Sorry guys, first a gripe about my neighbor's WiFi access point (it is related): they totally hog the center nine 2.4 GHz channels (3-11), centered right at 7! I know the outer regions of the signal don't make as much of a difference, and technically they're running channels 5 & 9. Anyway, their signal is clearly interfering with mine, which is necessarily centered at 3 or 11 to evade their interference. I guess it's somewhat a case of access point envy: they happen to have both a stronger signal and a higher data rate, while occupying twice the band width that I do.
Getting to the point, I've noticed that they tend to sit nice and pretty centered at 7, but they definitely auto-select their channel, and I've noticed that the auto-selection algorithm tends to shift towards the higher channels; hence I decided to pick channel 3, and I don't get so many intermittent lag spikes any more.
Anyway, the thing that weirded me out was the reason they have to auto-select sometimes: unexplained, powerful (talking order of 0dB here), giant spikes of 2.4 GHz activity in consistent regions of the spectrum. I don't think it's just noise, since my wireless monitoring software is registering a MAC address, a manufacturer, and usually a fairly coherent ascii name... and it seems to be a fairly well-confined signal. But these signals are fairly common, and they do some weird stuff to my signal.
So my question is what are these signals? Where are they coming from? Where are they going? Why are they so ridiculously strong? Why don't they ever last very long?

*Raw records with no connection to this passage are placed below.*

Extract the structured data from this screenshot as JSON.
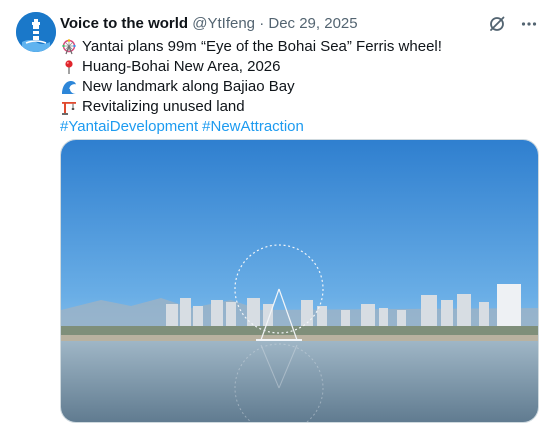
{
  "post": {
    "display_name": "Voice to the world",
    "handle": "@YtIfeng",
    "separator": "·",
    "date": "Dec 29, 2025",
    "lines": [
      {
        "icon": "ferris-wheel-icon",
        "text": "Yantai plans 99m “Eye of the Bohai Sea” Ferris wheel!"
      },
      {
        "icon": "pin-icon",
        "text": "Huang-Bohai New Area, 2026"
      },
      {
        "icon": "wave-icon",
        "text": "New landmark along Bajiao Bay"
      },
      {
        "icon": "crane-icon",
        "text": "Revitalizing unused land"
      }
    ],
    "hashtags": [
      "#YantaiDevelopment",
      "#NewAttraction"
    ]
  },
  "colors": {
    "link": "#1d9bf0",
    "secondary_text": "#536471",
    "avatar_bg": "#1a78c9"
  },
  "icons": {
    "grok": "grok-icon",
    "more": "more-icon"
  }
}
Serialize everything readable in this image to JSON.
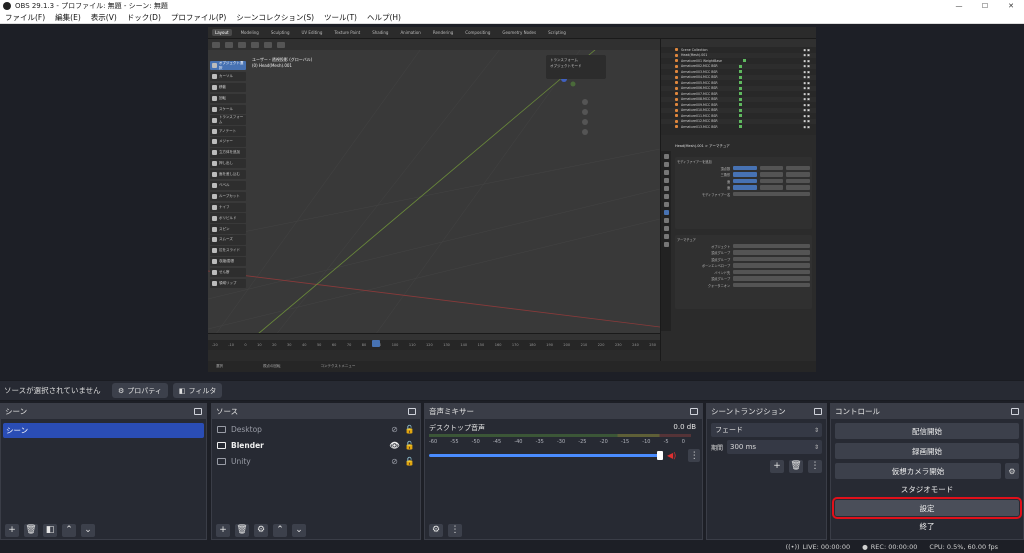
{
  "window": {
    "title": "OBS 29.1.3 - プロファイル: 無題 - シーン: 無題",
    "minimize": "—",
    "maximize": "☐",
    "close": "✕"
  },
  "menu": [
    "ファイル(F)",
    "編集(E)",
    "表示(V)",
    "ドック(D)",
    "プロファイル(P)",
    "シーンコレクション(S)",
    "ツール(T)",
    "ヘルプ(H)"
  ],
  "preview": {
    "blender": {
      "workspace_tabs": [
        "Layout",
        "Modeling",
        "Sculpting",
        "UV Editing",
        "Texture Paint",
        "Shading",
        "Animation",
        "Rendering",
        "Compositing",
        "Geometry Nodes",
        "Scripting"
      ],
      "active_tab": "Layout",
      "viewport_info": [
        "ユーザー・透視投影 (グローバル)",
        "(0) Head(Mesh).001"
      ],
      "tools": [
        "オブジェクト選択",
        "カーソル",
        "移動",
        "回転",
        "スケール",
        "トランスフォーム",
        "アノテート",
        "メジャー",
        "立方体を追加",
        "押し出し",
        "面を差し込む",
        "ベベル",
        "ループカット",
        "ナイフ",
        "ポリビルド",
        "スピン",
        "スムーズ",
        "辺をスライド",
        "収縮/膨張",
        "せん断",
        "領域リップ"
      ],
      "gizmo_panel": [
        "トランスフォーム",
        "オブジェクトモード"
      ],
      "outliner_rows": [
        "Scene Collection",
        "Head(Mesh).001",
        "Armature001 WeightBase",
        "Armature002.MCC BSR",
        "Armature003.MCC BSR",
        "Armature004.MCC BSR",
        "Armature005.MCC BSR",
        "Armature006.MCC BSR",
        "Armature007.MCC BSR",
        "Armature008.MCC BSR",
        "Armature009.MCC BSR",
        "Armature010.MCC BSR",
        "Armature011.MCC BSR",
        "Armature012.MCC BSR",
        "Armature013.MCC BSR"
      ],
      "properties": {
        "header": "Head(Mesh).001 > アーマチュア",
        "section": "モディファイアーを追加",
        "rows1": [
          "頂点数",
          "三角形",
          "面",
          "面"
        ],
        "row_modifier": "モディファイアー名",
        "row_armature": "アーマチュア",
        "rows2": [
          "オブジェクト",
          "頂点グループ",
          "頂点グループ",
          "ボーンエンベロープ",
          "バインド先",
          "頂点グループ",
          "クォータニオン"
        ]
      },
      "timeline_ticks": [
        "-20",
        "-10",
        "0",
        "10",
        "20",
        "30",
        "40",
        "50",
        "60",
        "70",
        "80",
        "90",
        "100",
        "110",
        "120",
        "130",
        "140",
        "150",
        "160",
        "170",
        "180",
        "190",
        "200",
        "210",
        "220",
        "230",
        "240",
        "250"
      ],
      "status": [
        "選択",
        "視点の回転",
        "コンテクストメニュー"
      ]
    }
  },
  "source_bar": {
    "no_source": "ソースが選択されていません",
    "properties": "プロパティ",
    "filters": "フィルタ"
  },
  "docks": {
    "scenes": {
      "title": "シーン",
      "items": [
        "シーン"
      ]
    },
    "sources": {
      "title": "ソース",
      "items": [
        {
          "name": "Desktop",
          "visible": false
        },
        {
          "name": "Blender",
          "visible": true
        },
        {
          "name": "Unity",
          "visible": false
        }
      ]
    },
    "mixer": {
      "title": "音声ミキサー",
      "track": "デスクトップ音声",
      "level": "0.0 dB",
      "scale": [
        "-60",
        "-55",
        "-50",
        "-45",
        "-40",
        "-35",
        "-30",
        "-25",
        "-20",
        "-15",
        "-10",
        "-5",
        "0"
      ],
      "fader_fraction": 1.0
    },
    "transitions": {
      "title": "シーントランジション",
      "selected": "フェード",
      "duration_label": "期間",
      "duration": "300 ms"
    },
    "controls": {
      "title": "コントロール",
      "stream": "配信開始",
      "record": "録画開始",
      "vcam": "仮想カメラ開始",
      "studio": "スタジオモード",
      "settings": "設定",
      "exit": "終了"
    }
  },
  "statusbar": {
    "live": "LIVE: 00:00:00",
    "rec": "REC: 00:00:00",
    "cpu": "CPU: 0.5%, 60.00 fps"
  },
  "colors": {
    "accent": "#2a4db5",
    "highlight": "#e0101a",
    "panel": "#272a33"
  }
}
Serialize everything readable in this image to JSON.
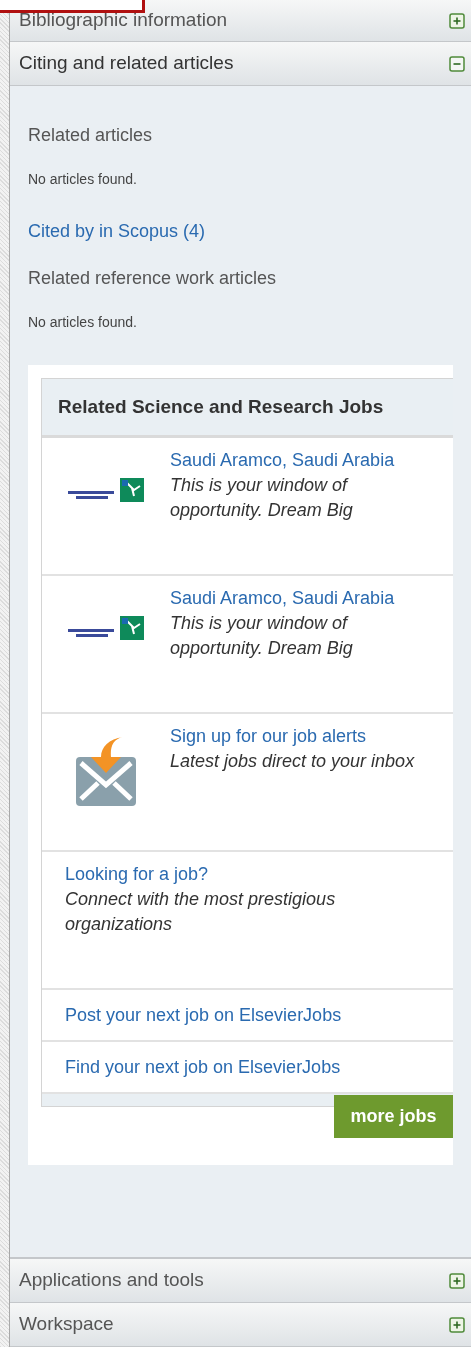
{
  "sections_top": [
    {
      "title": "Bibliographic information",
      "expanded": false
    },
    {
      "title": "Citing and related articles",
      "expanded": true
    }
  ],
  "content": [
    {
      "kind": "heading",
      "text": "Related articles"
    },
    {
      "kind": "note",
      "text": "No articles found."
    },
    {
      "kind": "link",
      "text": "Cited by in Scopus (4)"
    },
    {
      "kind": "heading",
      "text": "Related reference work articles"
    },
    {
      "kind": "note",
      "text": "No articles found."
    }
  ],
  "jobs": {
    "title": "Related Science and Research Jobs",
    "items": [
      {
        "kind": "job",
        "link": "Saudi Aramco, Saudi Arabia",
        "tagline": "This is your window of opportunity. Dream Big"
      },
      {
        "kind": "job",
        "link": "Saudi Aramco, Saudi Arabia",
        "tagline": "This is your window of opportunity. Dream Big"
      },
      {
        "kind": "alert",
        "link": "Sign up for our job alerts",
        "tagline": "Latest jobs direct to your inbox"
      },
      {
        "kind": "text",
        "link": "Looking for a job?",
        "tagline": "Connect with the most prestigious organizations"
      },
      {
        "kind": "link",
        "link": "Post your next job on ElsevierJobs"
      },
      {
        "kind": "link",
        "link": "Find your next job on ElsevierJobs"
      }
    ],
    "more_button": "more jobs"
  },
  "sections_bottom": [
    {
      "title": "Applications and tools",
      "expanded": false
    },
    {
      "title": "Workspace",
      "expanded": false
    }
  ]
}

Here's an inSSIDer screenshot I took, for your perusal. I am labeled with "me", my greedy neighbor labeled with "neighbor", and the 2 quasar signals are labeled with "WTF?".